───── INPUT ─────

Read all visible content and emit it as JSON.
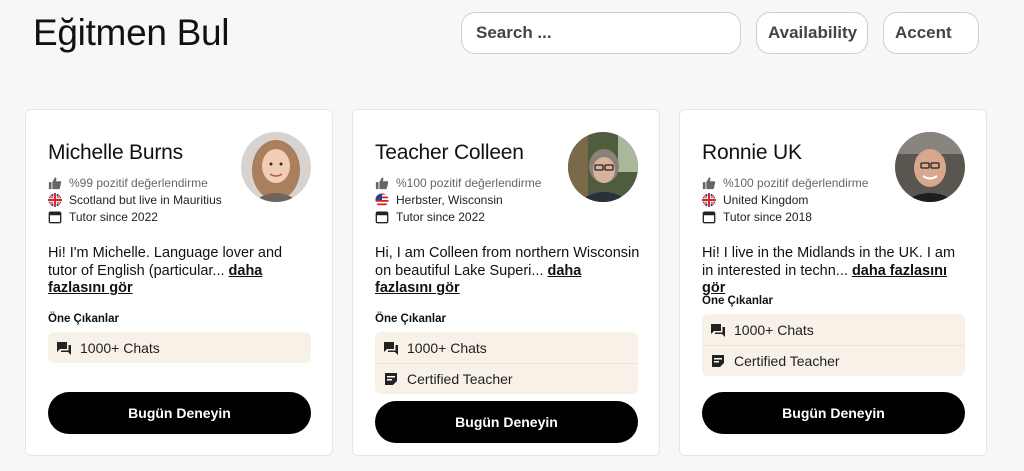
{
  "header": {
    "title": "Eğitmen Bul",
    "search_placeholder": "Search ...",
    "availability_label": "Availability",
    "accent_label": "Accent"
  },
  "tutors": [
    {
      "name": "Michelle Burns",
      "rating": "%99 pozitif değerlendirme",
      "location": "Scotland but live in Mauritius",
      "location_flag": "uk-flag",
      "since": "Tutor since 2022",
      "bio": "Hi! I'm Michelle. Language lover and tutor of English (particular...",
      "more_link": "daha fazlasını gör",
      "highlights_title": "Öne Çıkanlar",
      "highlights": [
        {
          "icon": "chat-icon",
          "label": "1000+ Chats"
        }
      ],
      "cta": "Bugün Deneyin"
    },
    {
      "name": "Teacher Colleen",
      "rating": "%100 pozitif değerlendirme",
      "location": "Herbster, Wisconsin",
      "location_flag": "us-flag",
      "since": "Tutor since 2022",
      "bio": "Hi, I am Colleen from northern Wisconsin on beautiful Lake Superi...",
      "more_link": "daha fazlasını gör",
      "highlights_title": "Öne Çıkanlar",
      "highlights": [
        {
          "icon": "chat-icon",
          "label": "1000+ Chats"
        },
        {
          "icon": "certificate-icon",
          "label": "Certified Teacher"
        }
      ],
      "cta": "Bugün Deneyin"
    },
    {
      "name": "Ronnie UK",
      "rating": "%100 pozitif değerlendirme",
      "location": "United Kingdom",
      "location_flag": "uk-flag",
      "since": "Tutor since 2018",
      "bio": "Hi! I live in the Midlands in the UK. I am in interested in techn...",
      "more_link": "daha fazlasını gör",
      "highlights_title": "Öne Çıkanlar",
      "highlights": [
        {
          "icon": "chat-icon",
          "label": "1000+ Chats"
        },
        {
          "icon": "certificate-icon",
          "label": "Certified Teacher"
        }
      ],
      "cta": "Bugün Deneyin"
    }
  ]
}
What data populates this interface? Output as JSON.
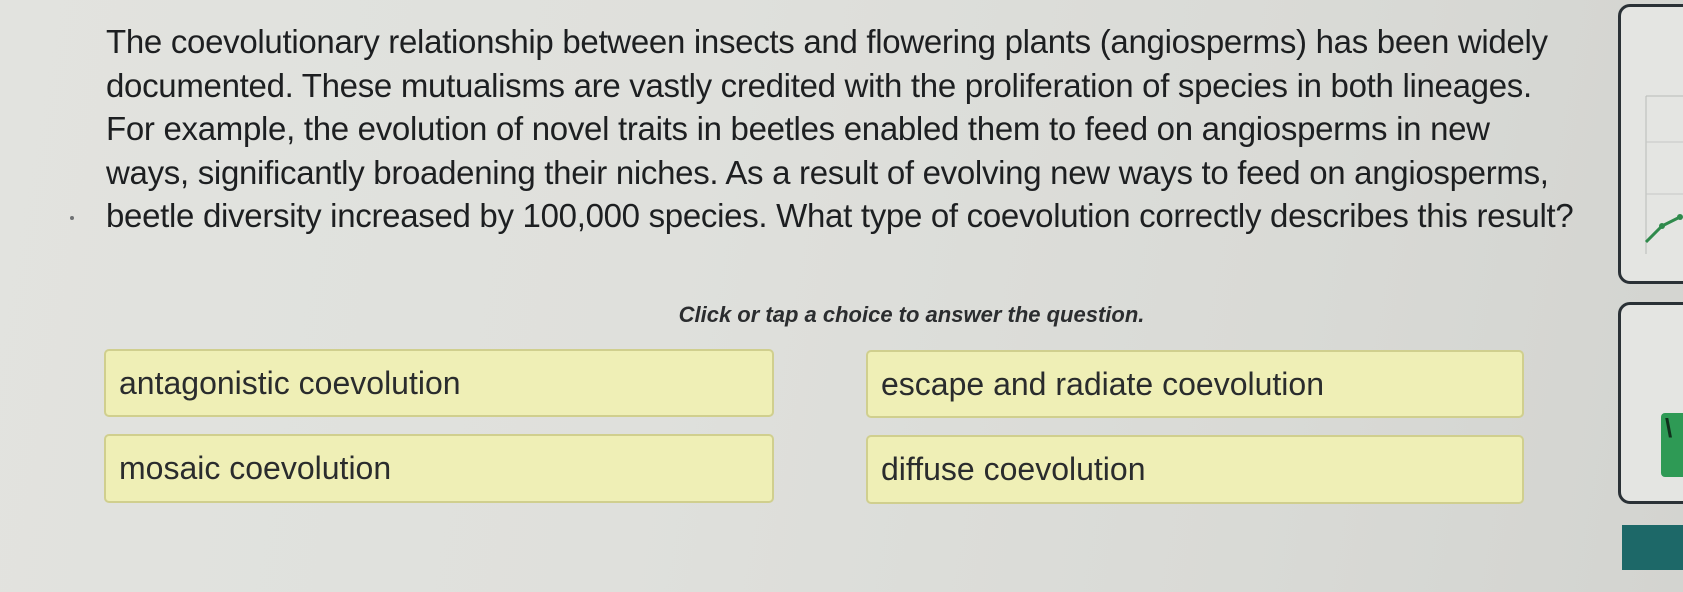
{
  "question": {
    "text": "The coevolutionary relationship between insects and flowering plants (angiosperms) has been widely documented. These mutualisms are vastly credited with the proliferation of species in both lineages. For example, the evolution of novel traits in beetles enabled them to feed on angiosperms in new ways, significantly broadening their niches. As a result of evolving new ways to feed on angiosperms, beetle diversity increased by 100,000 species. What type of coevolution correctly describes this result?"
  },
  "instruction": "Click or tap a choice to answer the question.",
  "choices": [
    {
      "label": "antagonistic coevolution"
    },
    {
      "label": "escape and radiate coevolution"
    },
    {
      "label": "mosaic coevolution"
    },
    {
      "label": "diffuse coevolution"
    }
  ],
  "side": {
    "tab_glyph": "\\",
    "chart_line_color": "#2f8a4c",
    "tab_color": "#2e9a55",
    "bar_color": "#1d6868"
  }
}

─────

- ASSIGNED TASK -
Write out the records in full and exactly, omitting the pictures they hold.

- ANSWER SPACE -
Read all visible content and emit it as JSON.
{
  "header": {
    "title": "Eğitmen Bul",
    "search_placeholder": "Search ...",
    "availability_label": "Availability",
    "accent_label": "Accent"
  },
  "tutors": [
    {
      "name": "Michelle Burns",
      "rating": "%99 pozitif değerlendirme",
      "location": "Scotland but live in Mauritius",
      "location_flag": "uk-flag",
      "since": "Tutor since 2022",
      "bio": "Hi! I'm Michelle. Language lover and tutor of English (particular...",
      "more_link": "daha fazlasını gör",
      "highlights_title": "Öne Çıkanlar",
      "highlights": [
        {
          "icon": "chat-icon",
          "label": "1000+ Chats"
        }
      ],
      "cta": "Bugün Deneyin"
    },
    {
      "name": "Teacher Colleen",
      "rating": "%100 pozitif değerlendirme",
      "location": "Herbster, Wisconsin",
      "location_flag": "us-flag",
      "since": "Tutor since 2022",
      "bio": "Hi, I am Colleen from northern Wisconsin on beautiful Lake Superi...",
      "more_link": "daha fazlasını gör",
      "highlights_title": "Öne Çıkanlar",
      "highlights": [
        {
          "icon": "chat-icon",
          "label": "1000+ Chats"
        },
        {
          "icon": "certificate-icon",
          "label": "Certified Teacher"
        }
      ],
      "cta": "Bugün Deneyin"
    },
    {
      "name": "Ronnie UK",
      "rating": "%100 pozitif değerlendirme",
      "location": "United Kingdom",
      "location_flag": "uk-flag",
      "since": "Tutor since 2018",
      "bio": "Hi! I live in the Midlands in the UK. I am in interested in techn...",
      "more_link": "daha fazlasını gör",
      "highlights_title": "Öne Çıkanlar",
      "highlights": [
        {
          "icon": "chat-icon",
          "label": "1000+ Chats"
        },
        {
          "icon": "certificate-icon",
          "label": "Certified Teacher"
        }
      ],
      "cta": "Bugün Deneyin"
    }
  ]
}
What data populates this interface? Output as JSON.
{
  "question": {
    "text": "The coevolutionary relationship between insects and flowering plants (angiosperms) has been widely documented. These mutualisms are vastly credited with the proliferation of species in both lineages. For example, the evolution of novel traits in beetles enabled them to feed on angiosperms in new ways, significantly broadening their niches. As a result of evolving new ways to feed on angiosperms, beetle diversity increased by 100,000 species. What type of coevolution correctly describes this result?"
  },
  "instruction": "Click or tap a choice to answer the question.",
  "choices": [
    {
      "label": "antagonistic coevolution"
    },
    {
      "label": "escape and radiate coevolution"
    },
    {
      "label": "mosaic coevolution"
    },
    {
      "label": "diffuse coevolution"
    }
  ],
  "side": {
    "tab_glyph": "\\",
    "chart_line_color": "#2f8a4c",
    "tab_color": "#2e9a55",
    "bar_color": "#1d6868"
  }
}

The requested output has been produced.